**What you will do:**
From the first line to the last, print the data exactly as written.

Dataset rows describing interfaces:
*-*-*

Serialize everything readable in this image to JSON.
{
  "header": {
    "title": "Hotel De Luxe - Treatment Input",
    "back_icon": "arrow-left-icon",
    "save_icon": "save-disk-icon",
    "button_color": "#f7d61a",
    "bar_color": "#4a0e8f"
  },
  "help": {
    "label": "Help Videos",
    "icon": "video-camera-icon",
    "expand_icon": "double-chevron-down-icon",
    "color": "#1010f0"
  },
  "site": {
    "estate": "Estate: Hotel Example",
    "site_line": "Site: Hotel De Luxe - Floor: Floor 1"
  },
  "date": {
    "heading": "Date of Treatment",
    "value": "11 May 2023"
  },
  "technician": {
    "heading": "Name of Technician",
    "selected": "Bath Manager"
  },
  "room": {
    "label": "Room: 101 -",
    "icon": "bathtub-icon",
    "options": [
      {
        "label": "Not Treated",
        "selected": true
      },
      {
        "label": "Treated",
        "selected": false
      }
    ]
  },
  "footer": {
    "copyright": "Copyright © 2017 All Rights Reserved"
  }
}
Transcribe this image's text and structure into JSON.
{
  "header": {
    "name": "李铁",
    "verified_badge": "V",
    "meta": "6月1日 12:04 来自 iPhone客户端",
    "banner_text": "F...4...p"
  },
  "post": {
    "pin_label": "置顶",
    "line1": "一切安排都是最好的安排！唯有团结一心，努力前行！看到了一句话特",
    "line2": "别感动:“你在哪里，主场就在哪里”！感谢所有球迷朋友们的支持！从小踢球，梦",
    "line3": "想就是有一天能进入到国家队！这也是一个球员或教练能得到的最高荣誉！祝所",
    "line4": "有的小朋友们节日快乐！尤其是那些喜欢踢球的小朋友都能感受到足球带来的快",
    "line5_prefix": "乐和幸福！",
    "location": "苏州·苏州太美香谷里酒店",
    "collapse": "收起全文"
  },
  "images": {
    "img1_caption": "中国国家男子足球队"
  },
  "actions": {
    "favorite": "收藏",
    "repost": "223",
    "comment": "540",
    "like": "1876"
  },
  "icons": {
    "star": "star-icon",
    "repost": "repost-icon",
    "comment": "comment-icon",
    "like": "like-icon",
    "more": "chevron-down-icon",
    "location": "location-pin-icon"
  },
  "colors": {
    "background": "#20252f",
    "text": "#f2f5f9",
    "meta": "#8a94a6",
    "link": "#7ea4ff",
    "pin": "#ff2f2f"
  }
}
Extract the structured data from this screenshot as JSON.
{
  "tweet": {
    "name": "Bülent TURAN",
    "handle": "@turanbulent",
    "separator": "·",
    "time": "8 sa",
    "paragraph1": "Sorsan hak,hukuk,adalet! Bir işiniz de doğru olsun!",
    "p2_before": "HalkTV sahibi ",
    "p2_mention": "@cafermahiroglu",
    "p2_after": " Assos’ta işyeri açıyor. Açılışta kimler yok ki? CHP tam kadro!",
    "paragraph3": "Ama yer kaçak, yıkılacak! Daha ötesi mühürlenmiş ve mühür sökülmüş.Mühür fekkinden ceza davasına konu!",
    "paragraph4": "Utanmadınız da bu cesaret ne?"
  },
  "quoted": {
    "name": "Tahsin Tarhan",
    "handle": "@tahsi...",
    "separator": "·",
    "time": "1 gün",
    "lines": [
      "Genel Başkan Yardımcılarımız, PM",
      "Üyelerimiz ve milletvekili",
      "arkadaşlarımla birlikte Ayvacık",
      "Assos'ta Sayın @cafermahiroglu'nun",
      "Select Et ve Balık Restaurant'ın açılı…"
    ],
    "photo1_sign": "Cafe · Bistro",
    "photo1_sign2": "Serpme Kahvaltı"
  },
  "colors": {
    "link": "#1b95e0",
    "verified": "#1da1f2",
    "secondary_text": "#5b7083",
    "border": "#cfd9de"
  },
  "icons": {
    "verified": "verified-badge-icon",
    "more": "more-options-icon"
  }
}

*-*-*

**Task solution:**
Serialize everything readable in this image to JSON.
{
  "header": {
    "title": "Hotel De Luxe - Treatment Input",
    "back_icon": "arrow-left-icon",
    "save_icon": "save-disk-icon",
    "button_color": "#f7d61a",
    "bar_color": "#4a0e8f"
  },
  "help": {
    "label": "Help Videos",
    "icon": "video-camera-icon",
    "expand_icon": "double-chevron-down-icon",
    "color": "#1010f0"
  },
  "site": {
    "estate": "Estate: Hotel Example",
    "site_line": "Site: Hotel De Luxe - Floor: Floor 1"
  },
  "date": {
    "heading": "Date of Treatment",
    "value": "11 May 2023"
  },
  "technician": {
    "heading": "Name of Technician",
    "selected": "Bath Manager"
  },
  "room": {
    "label": "Room: 101 -",
    "icon": "bathtub-icon",
    "options": [
      {
        "label": "Not Treated",
        "selected": true
      },
      {
        "label": "Treated",
        "selected": false
      }
    ]
  },
  "footer": {
    "copyright": "Copyright © 2017 All Rights Reserved"
  }
}
Transcribe this image's text and structure into JSON.
{
  "header": {
    "name": "李铁",
    "verified_badge": "V",
    "meta": "6月1日 12:04 来自 iPhone客户端",
    "banner_text": "F...4...p"
  },
  "post": {
    "pin_label": "置顶",
    "line1": "一切安排都是最好的安排！唯有团结一心，努力前行！看到了一句话特",
    "line2": "别感动:“你在哪里，主场就在哪里”！感谢所有球迷朋友们的支持！从小踢球，梦",
    "line3": "想就是有一天能进入到国家队！这也是一个球员或教练能得到的最高荣誉！祝所",
    "line4": "有的小朋友们节日快乐！尤其是那些喜欢踢球的小朋友都能感受到足球带来的快",
    "line5_prefix": "乐和幸福！",
    "location": "苏州·苏州太美香谷里酒店",
    "collapse": "收起全文"
  },
  "images": {
    "img1_caption": "中国国家男子足球队"
  },
  "actions": {
    "favorite": "收藏",
    "repost": "223",
    "comment": "540",
    "like": "1876"
  },
  "icons": {
    "star": "star-icon",
    "repost": "repost-icon",
    "comment": "comment-icon",
    "like": "like-icon",
    "more": "chevron-down-icon",
    "location": "location-pin-icon"
  },
  "colors": {
    "background": "#20252f",
    "text": "#f2f5f9",
    "meta": "#8a94a6",
    "link": "#7ea4ff",
    "pin": "#ff2f2f"
  }
}
Extract the structured data from this screenshot as JSON.
{
  "tweet": {
    "name": "Bülent TURAN",
    "handle": "@turanbulent",
    "separator": "·",
    "time": "8 sa",
    "paragraph1": "Sorsan hak,hukuk,adalet! Bir işiniz de doğru olsun!",
    "p2_before": "HalkTV sahibi ",
    "p2_mention": "@cafermahiroglu",
    "p2_after": " Assos’ta işyeri açıyor. Açılışta kimler yok ki? CHP tam kadro!",
    "paragraph3": "Ama yer kaçak, yıkılacak! Daha ötesi mühürlenmiş ve mühür sökülmüş.Mühür fekkinden ceza davasına konu!",
    "paragraph4": "Utanmadınız da bu cesaret ne?"
  },
  "quoted": {
    "name": "Tahsin Tarhan",
    "handle": "@tahsi...",
    "separator": "·",
    "time": "1 gün",
    "lines": [
      "Genel Başkan Yardımcılarımız, PM",
      "Üyelerimiz ve milletvekili",
      "arkadaşlarımla birlikte Ayvacık",
      "Assos'ta Sayın @cafermahiroglu'nun",
      "Select Et ve Balık Restaurant'ın açılı…"
    ],
    "photo1_sign": "Cafe · Bistro",
    "photo1_sign2": "Serpme Kahvaltı"
  },
  "colors": {
    "link": "#1b95e0",
    "verified": "#1da1f2",
    "secondary_text": "#5b7083",
    "border": "#cfd9de"
  },
  "icons": {
    "verified": "verified-badge-icon",
    "more": "more-options-icon"
  }
}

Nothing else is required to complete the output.